Friday, May 25, 2012
Ben Fletcher at the University of Hertfordshire in the United Kingdom devised a study to get people to break their usual habits. Each day the subjects picked a different option from poles of contrasting behaviors -- lively/quiet, introvert/extrovert, reactive/proactive -- and behaved according to this assignment.
So an introverted person, for example, would act as an extrovert for an entire day. Additionally, twice weekly, they had to stretch to behave in a way outside their usual life pattern – eating or reading something they would never have done.
What do you think was the biggest change in the group?
The remarkable finding was that after four months, the subjects had lost an average of eleven pounds. And six months later, almost all had kept the weight off; some continued to lose weight. This was not a diet, but a study focusing on change and its impact.
The Underlying Principle
Requiring people to change routine behavior makes them actually think about decisions rather than habitually choosing a default mode without consideration. In having to actually process decisions actively, they exercised their choice and decision-making abilities, extending to other choices such as what to eat, and what not to. Once becoming aware of actively making choices, they could decide what’s in their best interest.
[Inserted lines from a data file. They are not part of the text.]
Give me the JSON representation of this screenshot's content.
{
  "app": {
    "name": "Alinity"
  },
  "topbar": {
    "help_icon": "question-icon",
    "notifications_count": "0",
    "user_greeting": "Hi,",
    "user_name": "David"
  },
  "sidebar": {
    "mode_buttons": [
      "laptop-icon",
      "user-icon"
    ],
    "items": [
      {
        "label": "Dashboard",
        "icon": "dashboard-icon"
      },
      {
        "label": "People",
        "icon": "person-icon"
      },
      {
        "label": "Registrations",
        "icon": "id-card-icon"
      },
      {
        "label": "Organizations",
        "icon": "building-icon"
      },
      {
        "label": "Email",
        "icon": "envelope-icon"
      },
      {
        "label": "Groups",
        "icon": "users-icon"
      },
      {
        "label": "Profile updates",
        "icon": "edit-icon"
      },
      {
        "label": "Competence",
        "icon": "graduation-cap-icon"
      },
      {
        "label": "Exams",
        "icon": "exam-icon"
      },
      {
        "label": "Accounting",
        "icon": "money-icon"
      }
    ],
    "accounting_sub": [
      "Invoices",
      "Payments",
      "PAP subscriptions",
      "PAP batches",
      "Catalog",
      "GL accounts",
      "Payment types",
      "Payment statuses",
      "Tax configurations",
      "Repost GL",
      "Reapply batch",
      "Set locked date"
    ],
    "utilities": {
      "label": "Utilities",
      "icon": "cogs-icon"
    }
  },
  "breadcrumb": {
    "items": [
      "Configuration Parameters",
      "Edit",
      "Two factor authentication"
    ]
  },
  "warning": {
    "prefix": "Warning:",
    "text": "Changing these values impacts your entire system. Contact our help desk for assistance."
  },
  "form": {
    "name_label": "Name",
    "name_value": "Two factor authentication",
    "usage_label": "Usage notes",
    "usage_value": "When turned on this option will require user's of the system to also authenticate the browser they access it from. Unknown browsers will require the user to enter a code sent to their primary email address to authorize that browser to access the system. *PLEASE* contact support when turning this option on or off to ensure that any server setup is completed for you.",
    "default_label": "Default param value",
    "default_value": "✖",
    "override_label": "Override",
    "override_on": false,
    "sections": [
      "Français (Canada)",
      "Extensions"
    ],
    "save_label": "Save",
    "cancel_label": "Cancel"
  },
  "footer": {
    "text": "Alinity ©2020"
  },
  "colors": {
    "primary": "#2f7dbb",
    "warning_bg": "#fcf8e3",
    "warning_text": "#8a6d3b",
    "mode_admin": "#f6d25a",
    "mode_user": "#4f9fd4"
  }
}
“The box” most of us are in is the result of programming and conditioning. And it is self-created in adulthood. Recognizing yourself as the author, the creator of your story challenges an assumed model and leads to the deeper question, “How do I create something else instead?” And, “What will the ‘something else’ be?” Coach outside the box and watch your clients flourish!